Component data from apps and pages

▼

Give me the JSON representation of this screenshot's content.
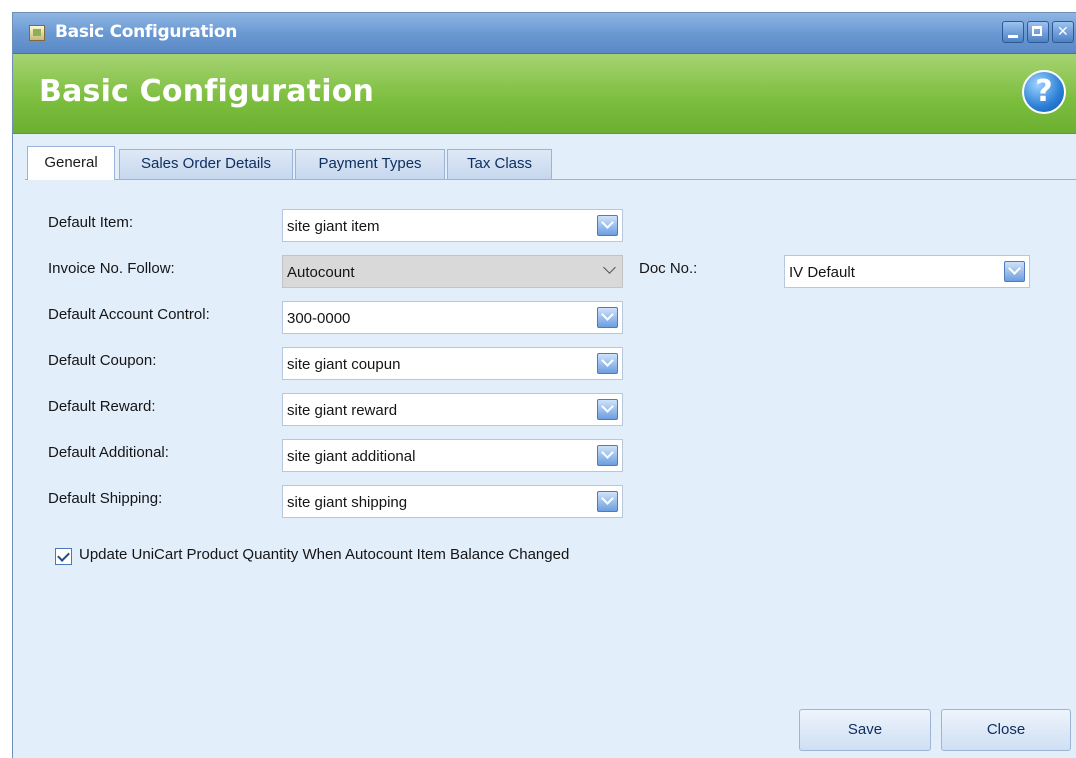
{
  "window": {
    "title": "Basic Configuration"
  },
  "banner": {
    "title": "Basic Configuration",
    "help_glyph": "?"
  },
  "tabs": [
    {
      "label": "General",
      "active": true
    },
    {
      "label": "Sales Order Details",
      "active": false
    },
    {
      "label": "Payment Types",
      "active": false
    },
    {
      "label": "Tax Class",
      "active": false
    }
  ],
  "form": {
    "default_item": {
      "label": "Default Item:",
      "value": "site giant item"
    },
    "invoice_no_follow": {
      "label": "Invoice No. Follow:",
      "value": "Autocount",
      "disabled": true
    },
    "doc_no": {
      "label": "Doc No.:",
      "value": "IV Default"
    },
    "default_account_control": {
      "label": "Default Account Control:",
      "value": "300-0000"
    },
    "default_coupon": {
      "label": "Default Coupon:",
      "value": "site giant coupun"
    },
    "default_reward": {
      "label": "Default Reward:",
      "value": "site giant reward"
    },
    "default_additional": {
      "label": "Default Additional:",
      "value": "site giant additional"
    },
    "default_shipping": {
      "label": "Default Shipping:",
      "value": "site giant shipping"
    },
    "update_quantity": {
      "label": "Update UniCart Product Quantity When Autocount Item Balance Changed",
      "checked": true
    }
  },
  "buttons": {
    "save": "Save",
    "close": "Close"
  },
  "colors": {
    "title_bar": "#6a99d2",
    "banner": "#7bbd3d",
    "panel": "#e3eefb"
  }
}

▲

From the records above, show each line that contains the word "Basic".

    "title": "Basic Configuration"
    "title": "Basic Configuration",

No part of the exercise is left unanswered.